From this interesting political year of 2012, a topic that’s unlikely to get revisited is the pair of scandals involving U.S. officials who hired prostitutes while on visits to Latin America. Ordinarily a good sex scandal is subject to extensive reprising. But these ones aren’t, because they contain an element that’s genuinely distasteful throughout our media and society: women who are deemed “of ill repute.”
In response to the first and far weightier of the episodes — involving Secret Service agents in Cartagena, Colombia — a writer for CNN.com had this typical view: “Paying prostitutes for sex is, of course, sordid, immoral and pretty embarrassing in and of itself.”
The writer is Dr. Elaine Kamarck, an ex-official of the Clinton White House who now teaches at Harvard’s John F. Kennedy School of Government. In her analysis, the prostitutes might also be “foreign agents or terrorist operatives.” If so, the problem of agents and call-girls “goes way beyond embarrassment.” In Kamarck’s view, “the solution is pretty straightforward: Hire more women.”
The problem with the Secret Service came out of a comic opera rather than any intelligence playbook. And so did the one that caught Senator Bob Menendez six months later, when he hired two prostitutes in the Dominican Republic (as recounted by The Daily Caller, which broke the story). In each case, the man or men got into hot water by stiffing the woman out of her full payment. The woman loudly complained, and the event went public. As to any sordidness or immorality, that was on the men for cheating with money.
A thing that forcibly stuck one’s attention was how readily those men made trouble in the interest of saving a few hundred dollars. It gave rise to the disconcerting idea that, under other circumstances, they could be easily bought. Now that would be a national-security matter of some magnitude; and it would make the prostitutes look like wide-eyed innocents in the world of selling.
In any case, it took one’s breath away to see the bum rap that was inflicted on the prostitutes. In our talk-on-eggshells culture, where adjectives are measured out in coffee-spoons, the call-girls had abuse heaped on them from Caterpillars. Prostitutes have long lived in the margins. But in our day the story has been cruelly compounded by the mainstream feminist movement.
In the 1990s, feminist writer Sarah Bromberg was moved to reflect: “It is difficult to understand why some feminists feel the presence of prostitutes in society is so threatening. What they want, and what most of us want, is a better world and a society that is morally, socially, and intellectually viable.”
It’s a refreshing admission. By every reckoning, the ones who should come first to the defense of prostitutes are those who are most vocal for women’s rights. But when prostitutes are attacked, feminists are likely to be standing on the sidelines or even leading the charge.

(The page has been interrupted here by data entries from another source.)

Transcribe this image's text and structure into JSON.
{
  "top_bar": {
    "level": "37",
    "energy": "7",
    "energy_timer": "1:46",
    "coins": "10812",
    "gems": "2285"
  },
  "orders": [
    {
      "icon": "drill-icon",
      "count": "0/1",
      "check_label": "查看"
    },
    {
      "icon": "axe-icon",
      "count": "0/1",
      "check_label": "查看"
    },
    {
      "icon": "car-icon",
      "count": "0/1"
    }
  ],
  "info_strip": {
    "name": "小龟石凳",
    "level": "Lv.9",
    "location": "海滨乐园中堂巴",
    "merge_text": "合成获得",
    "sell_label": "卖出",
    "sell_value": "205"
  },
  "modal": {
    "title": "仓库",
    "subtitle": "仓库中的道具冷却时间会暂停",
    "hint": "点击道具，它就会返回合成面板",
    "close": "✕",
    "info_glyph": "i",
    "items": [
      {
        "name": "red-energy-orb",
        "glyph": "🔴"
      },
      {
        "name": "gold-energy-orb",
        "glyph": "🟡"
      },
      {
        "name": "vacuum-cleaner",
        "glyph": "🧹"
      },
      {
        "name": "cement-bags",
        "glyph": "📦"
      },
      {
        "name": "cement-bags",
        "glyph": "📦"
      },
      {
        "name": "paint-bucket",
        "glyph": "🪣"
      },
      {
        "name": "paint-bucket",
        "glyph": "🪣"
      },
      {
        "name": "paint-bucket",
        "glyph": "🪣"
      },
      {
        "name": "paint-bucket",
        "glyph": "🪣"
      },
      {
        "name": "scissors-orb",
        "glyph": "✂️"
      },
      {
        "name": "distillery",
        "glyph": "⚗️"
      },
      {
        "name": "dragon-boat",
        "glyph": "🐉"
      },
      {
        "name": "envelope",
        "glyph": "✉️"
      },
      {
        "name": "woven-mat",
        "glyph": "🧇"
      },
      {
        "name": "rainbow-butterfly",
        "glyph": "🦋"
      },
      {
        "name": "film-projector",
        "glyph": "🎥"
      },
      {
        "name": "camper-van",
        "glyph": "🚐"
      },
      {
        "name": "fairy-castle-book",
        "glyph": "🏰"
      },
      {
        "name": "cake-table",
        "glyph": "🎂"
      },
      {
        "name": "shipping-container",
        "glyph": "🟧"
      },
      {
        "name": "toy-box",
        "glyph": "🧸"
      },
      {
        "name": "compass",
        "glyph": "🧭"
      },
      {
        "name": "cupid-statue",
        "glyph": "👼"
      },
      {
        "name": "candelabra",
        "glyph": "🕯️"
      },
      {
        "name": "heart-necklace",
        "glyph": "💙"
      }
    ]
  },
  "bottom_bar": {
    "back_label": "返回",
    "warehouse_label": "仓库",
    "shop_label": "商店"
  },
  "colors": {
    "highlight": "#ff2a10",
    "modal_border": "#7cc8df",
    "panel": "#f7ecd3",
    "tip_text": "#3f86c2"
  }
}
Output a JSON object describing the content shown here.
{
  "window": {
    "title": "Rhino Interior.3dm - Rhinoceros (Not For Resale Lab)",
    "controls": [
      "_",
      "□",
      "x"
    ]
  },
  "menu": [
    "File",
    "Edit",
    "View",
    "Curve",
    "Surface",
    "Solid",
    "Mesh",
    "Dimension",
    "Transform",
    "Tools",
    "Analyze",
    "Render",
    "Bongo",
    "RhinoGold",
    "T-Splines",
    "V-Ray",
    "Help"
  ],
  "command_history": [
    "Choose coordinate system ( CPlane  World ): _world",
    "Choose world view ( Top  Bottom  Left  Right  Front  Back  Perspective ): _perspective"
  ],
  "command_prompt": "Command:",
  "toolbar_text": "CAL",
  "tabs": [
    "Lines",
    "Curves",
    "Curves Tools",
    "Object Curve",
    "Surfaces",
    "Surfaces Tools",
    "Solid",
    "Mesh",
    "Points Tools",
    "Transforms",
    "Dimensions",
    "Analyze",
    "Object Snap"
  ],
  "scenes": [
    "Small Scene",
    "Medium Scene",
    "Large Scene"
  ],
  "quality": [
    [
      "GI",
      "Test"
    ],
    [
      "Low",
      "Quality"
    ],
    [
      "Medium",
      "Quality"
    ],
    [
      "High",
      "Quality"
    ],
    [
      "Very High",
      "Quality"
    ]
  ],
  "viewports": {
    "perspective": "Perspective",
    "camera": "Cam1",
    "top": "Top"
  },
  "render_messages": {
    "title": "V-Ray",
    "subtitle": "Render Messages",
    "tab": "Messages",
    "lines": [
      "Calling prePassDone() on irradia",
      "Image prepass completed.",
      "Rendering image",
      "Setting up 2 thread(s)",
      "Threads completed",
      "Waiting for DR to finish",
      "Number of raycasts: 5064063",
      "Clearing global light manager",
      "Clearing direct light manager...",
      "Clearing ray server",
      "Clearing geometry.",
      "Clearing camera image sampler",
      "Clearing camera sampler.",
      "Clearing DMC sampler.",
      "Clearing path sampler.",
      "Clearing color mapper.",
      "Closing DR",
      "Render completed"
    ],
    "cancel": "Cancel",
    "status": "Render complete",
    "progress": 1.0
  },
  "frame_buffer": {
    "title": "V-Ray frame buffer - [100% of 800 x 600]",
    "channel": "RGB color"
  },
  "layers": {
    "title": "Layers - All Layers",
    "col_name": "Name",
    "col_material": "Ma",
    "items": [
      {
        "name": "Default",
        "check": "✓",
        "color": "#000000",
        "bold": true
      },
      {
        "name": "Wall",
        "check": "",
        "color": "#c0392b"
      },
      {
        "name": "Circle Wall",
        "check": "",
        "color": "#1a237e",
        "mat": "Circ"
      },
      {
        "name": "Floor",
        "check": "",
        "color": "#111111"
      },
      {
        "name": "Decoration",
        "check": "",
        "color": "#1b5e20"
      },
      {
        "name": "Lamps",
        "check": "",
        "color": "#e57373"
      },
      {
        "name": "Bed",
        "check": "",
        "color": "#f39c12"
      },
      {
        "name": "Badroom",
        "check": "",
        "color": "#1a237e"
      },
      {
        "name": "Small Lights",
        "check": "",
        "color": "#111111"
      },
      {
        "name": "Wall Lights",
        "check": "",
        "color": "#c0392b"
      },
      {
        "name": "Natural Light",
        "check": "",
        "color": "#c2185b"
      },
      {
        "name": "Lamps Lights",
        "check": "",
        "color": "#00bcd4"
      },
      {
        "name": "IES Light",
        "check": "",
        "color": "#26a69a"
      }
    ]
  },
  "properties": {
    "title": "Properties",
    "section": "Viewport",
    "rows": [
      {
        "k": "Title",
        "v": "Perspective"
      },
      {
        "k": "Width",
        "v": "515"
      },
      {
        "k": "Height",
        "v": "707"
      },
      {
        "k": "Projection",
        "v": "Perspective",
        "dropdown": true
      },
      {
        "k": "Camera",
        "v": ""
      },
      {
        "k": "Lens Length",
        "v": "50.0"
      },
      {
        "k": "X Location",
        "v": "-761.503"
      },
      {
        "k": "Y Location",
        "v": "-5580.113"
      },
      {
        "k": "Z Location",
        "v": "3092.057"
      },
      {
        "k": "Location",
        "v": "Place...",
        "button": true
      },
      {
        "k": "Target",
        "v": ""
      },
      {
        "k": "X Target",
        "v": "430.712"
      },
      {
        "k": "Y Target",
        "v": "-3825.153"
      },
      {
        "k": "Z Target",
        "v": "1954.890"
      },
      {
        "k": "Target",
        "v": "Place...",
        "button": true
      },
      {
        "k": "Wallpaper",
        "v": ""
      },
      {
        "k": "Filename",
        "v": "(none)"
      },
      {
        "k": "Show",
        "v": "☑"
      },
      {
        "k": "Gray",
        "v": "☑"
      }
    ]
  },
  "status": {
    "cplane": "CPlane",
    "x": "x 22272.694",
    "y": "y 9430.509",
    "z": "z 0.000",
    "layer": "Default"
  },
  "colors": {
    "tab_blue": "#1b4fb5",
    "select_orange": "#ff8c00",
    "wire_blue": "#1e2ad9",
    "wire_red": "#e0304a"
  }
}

For some decades, a minority among feminists has taken up the cause of prostitutes in a thoughtful and generous way. One commentator, Patrick (Pat) Califia, has written that in an ideal world prostitutes “would be teachers, healers, adventurous souls — tolerant and compassionate. Prostitutes are all of these things today, but they perform their acts of kindness and virtue in a milieu of ingratitude.” (Public Sex, 1994; emphasis in original) That view, unfortunately, still lives in the margins alongside the women it protects.
Why do feminists hate prostitutes? The answer is pretty straightforward. In the eyes of those feminists, prostitutes are an embodiment of “male domination.”
In a passage of Les Misérables, Victor Hugo offered a description of the animal kingdom that speaks directly to this matter. “Animals,” he wrote, “are nothing but the portrayal of our virtues and vices made manifest to our eyes — the visible reflections of our souls. God displays them to us, to give us food for thought. But since they are no more than shadows, He has not made them educable in the full sense of the word. Why should He do so?”
What Hugo saw in animals, the feminist sees in the prostitute. When the feminist beholds the prostitute, she finds a reflection of the male at his most privileged and domineering. The image is hateful to the feminist, who can only see what she loathes; and in that eruption of feeling the other woman disappears. The prostitute has become to the feminist like Hugo’s animal — a shadow devoid of human possibilities.
How do we untie this one? The only way possible: a strand at a time. And we’ll know we’re there when the feminist lion consents to lie down with the prostitute lamb.
David Landau is a novelist and playwright in San Francisco.